They stalker is “fishing” for someone to latch onto and harass.
· Notify law enforcement of the threats
· Tell the harasser to stop: Generally, it is important to advise victims not to communicate with a harasser. However, Working to Halt On-line Abuse (WHO@), an on-line resource for victims of cyber stalking, suggests that the victim make one contact to tell the harasser “Do not contact me in any way in the future.” The victim may want tot send a copy of the message to the abuse department of the harasser’s Internet Service Provider, but should make no future contact.
· Save all communications: it is very important that the person being harassed save all communication form the harasser including e-mails, chat logs, etc.
· Complain to the appropriate parties: if you are being harassed via email, complain to the sender’s ISP and any email service used to send the messages. Harassment in a chat room or harassment via a web sit about someone) should be reported to the server. I f you are harassed on any kind of instant messaging service, read the terms of service and harassment policies they’ve provided and use any contact address given there.
· Seek help from a Victim Advocate: It’s important to safely plan and to receive supportive help for the traumatic impact of all types of stalking.
have been adapted from literature that is widely available to assist in the
efforts to address the topic of stalking such as the websites:
Florida Statute: 784.048; Stalking
House Bill 479 defines the term cyber-stalking and adds it to
the stalking statute, effective October 1, 2003.
According to Florida Statute 784.048, in pertinent part:

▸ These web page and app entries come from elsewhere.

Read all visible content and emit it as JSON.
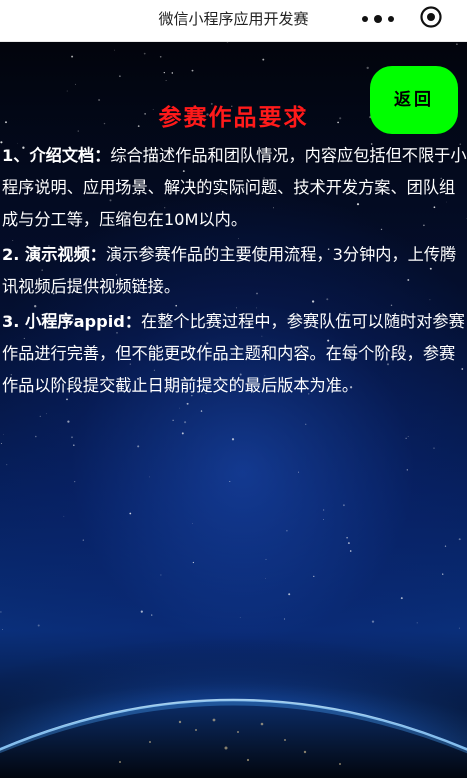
{
  "navbar": {
    "title": "微信小程序应用开发赛",
    "more_icon": "more-dots-icon",
    "close_icon": "target-circle-icon"
  },
  "page": {
    "back_label": "返回",
    "title": "参赛作品要求",
    "colors": {
      "title": "#ff1a1a",
      "back_button": "#00ff00",
      "text": "#ffffff"
    }
  },
  "requirements": [
    {
      "lead": "1、介绍文档：",
      "body": "综合描述作品和团队情况，内容应包括但不限于小程序说明、应用场景、解决的实际问题、技术开发方案、团队组成与分工等，压缩包在10M以内。"
    },
    {
      "lead": "2. 演示视频：",
      "body": "演示参赛作品的主要使用流程，3分钟内，上传腾讯视频后提供视频链接。"
    },
    {
      "lead": "3. 小程序appid：",
      "body": "在整个比赛过程中，参赛队伍可以随时对参赛作品进行完善，但不能更改作品主题和内容。在每个阶段，参赛作品以阶段提交截止日期前提交的最后版本为准。"
    }
  ],
  "background": {
    "image": "space-earth-night-image"
  }
}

Cyber stalking means engaging in a course of conduct, communicating or causing to be communicated, words, images or language by or through the use of electronic mail or electronic communication, directed at a specific person, causing substantial emotional distress to that person and serving no legitimate purpose. In addition, §775.054, §790.065, §921.0022, §960.0011 have been reenacted for purposes of incorporating the amendments of the bill.